I’ve been looking a little longingly lately at accounts in Newsday of playoff games, in baseball, boys and girls lacrosse, and softball, wondering if the day will come when East Hampton teams will be in them again. Baseball used to be, boys lacrosse used to be, girls lacrosse too, and softball, of course, used to be.
I was counting the teams here the other day that have been less than lustrous lately, if not in decline. The list is fairly long, beginning with the above-mentioned and including football, wrestling, girls soccer, girls basketball . . . not to mention rugby, a sport that isn’t under the high school’s aegis, but one that I like to write about.
Only swimming and boys soccer seem to be on a firm footing, given their strong feeder programs, and, to some extent, tennis and golf, and perhaps cross-country.
That’s not so bad when you think of it, for one can run, swim, and play tennis and golf for pretty much all of one’s life. (And write about them for pretty much all of one’s life too if you’re a sportswriter like me.)
I do think there will be, given the efforts evidenced by coaches of late, a renaissance of sorts in a number of sports here. I think it will happen. I just hope I’ll live long enough to see it, and, if I do, that I’ll be alert enough to appreciate what I’m seeing. Mary thinks I will live long and remain compos because I exercise and sleep like a baby, giving my cerebrospinal fluid plenty of time to wash away from my brain toxins such as beta amyloid, the sticky stuff associated with Alzheimer’s.
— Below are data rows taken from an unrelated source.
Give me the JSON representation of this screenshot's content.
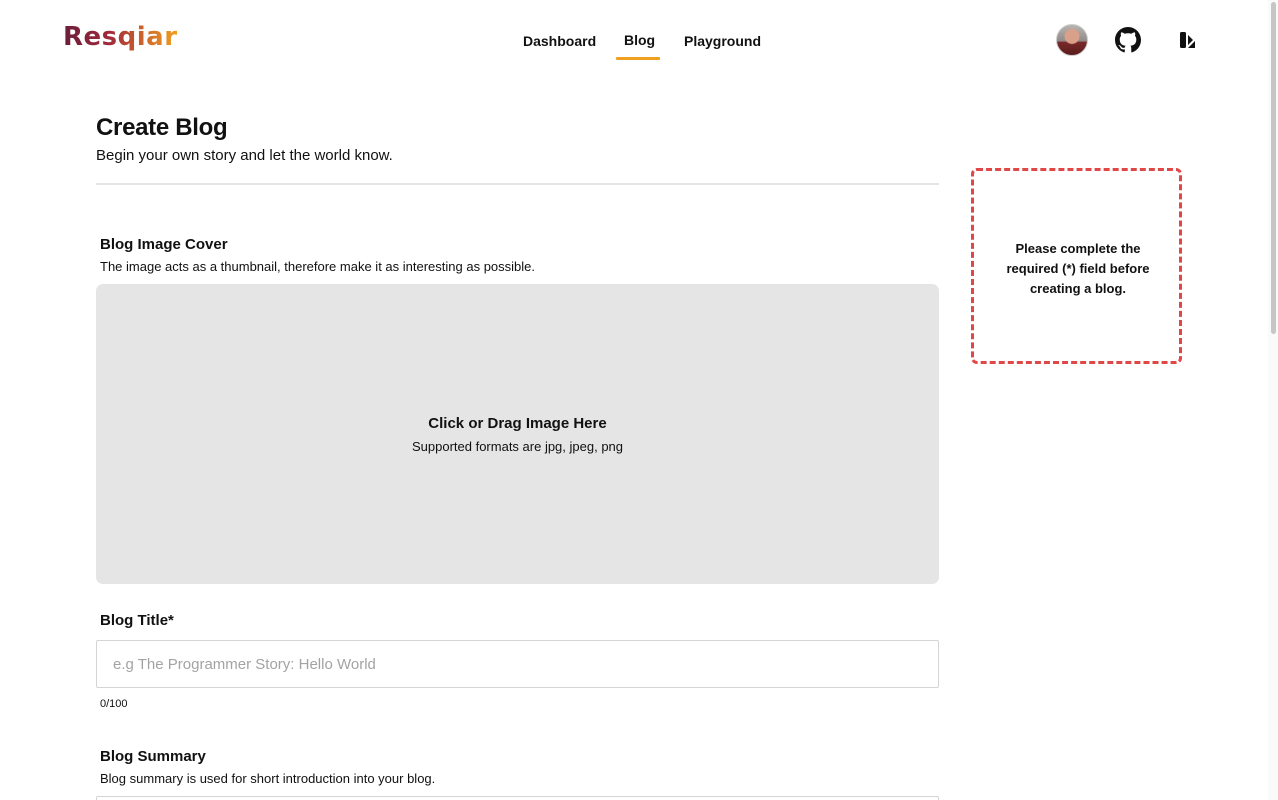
{
  "header": {
    "logo_text": "Resqiar",
    "nav": [
      {
        "label": "Dashboard",
        "active": false
      },
      {
        "label": "Blog",
        "active": true
      },
      {
        "label": "Playground",
        "active": false
      }
    ],
    "accent_color": "#f0a020",
    "icons": [
      "avatar",
      "github-icon",
      "theme-toggle-icon"
    ]
  },
  "page": {
    "title": "Create Blog",
    "subtitle": "Begin your own story and let the world know."
  },
  "cover": {
    "label": "Blog Image Cover",
    "description": "The image acts as a thumbnail, therefore make it as interesting as possible.",
    "drop_title": "Click or Drag Image Here",
    "drop_subtitle": "Supported formats are jpg, jpeg, png"
  },
  "blog_title": {
    "label": "Blog Title*",
    "placeholder": "e.g The Programmer Story: Hello World",
    "value": "",
    "counter": "0/100"
  },
  "summary": {
    "label": "Blog Summary",
    "description": "Blog summary is used for short introduction into your blog."
  },
  "warning": {
    "message": "Please complete the required (*) field before creating a blog.",
    "border_color": "#e04848"
  }
}
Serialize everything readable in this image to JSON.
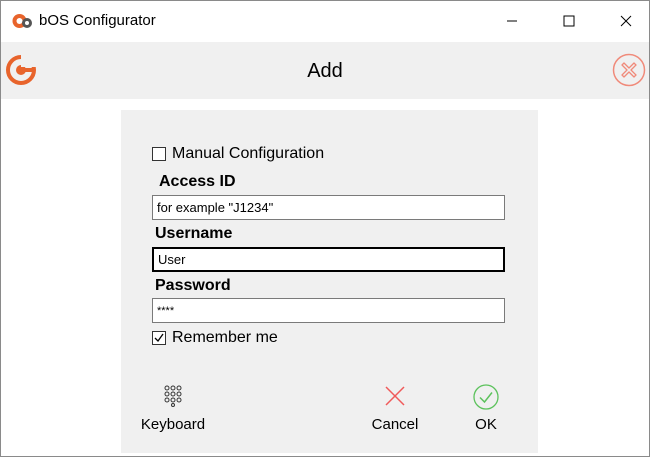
{
  "window": {
    "title": "bOS Configurator"
  },
  "header": {
    "title": "Add"
  },
  "form": {
    "manual_configuration": {
      "label": "Manual Configuration",
      "checked": false
    },
    "access_id": {
      "label": "Access ID",
      "value": "for example \"J1234\""
    },
    "username": {
      "label": "Username",
      "value": "User"
    },
    "password": {
      "label": "Password",
      "value": "****"
    },
    "remember_me": {
      "label": "Remember me",
      "checked": true
    }
  },
  "actions": {
    "keyboard": "Keyboard",
    "cancel": "Cancel",
    "ok": "OK"
  },
  "colors": {
    "brand_orange": "#e8642c",
    "cancel_red": "#f05a5a",
    "ok_green": "#5cc25c",
    "header_close": "#f08a7a"
  },
  "icons": {
    "app": "bos-gear-icon",
    "header_logo": "bos-logo-icon",
    "header_close": "close-circle-icon",
    "keyboard": "keypad-icon",
    "cancel": "x-icon",
    "ok": "check-circle-icon"
  }
}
Though not as inimical, plenty of sticky stuff has been dropping from our oak trees of late — oak semen, I call it — and coating our cars in splotches. Unlike the washing that goes on in my brain at night, this sticky stuff requires that I not just lie there, but do something about it. It’s getting to be very hard to see out the rear window. I’ll get to it, I will, in the fullness of time.
But maybe I should sleep on it. Wash those toxins away, fire up the synapses! Make ready for brainstorms! It’s all the more important that I sleep these days, I tell Mary, when there’s nothing much to write about. In sum, it’s the healthiest and most creative thing I can do.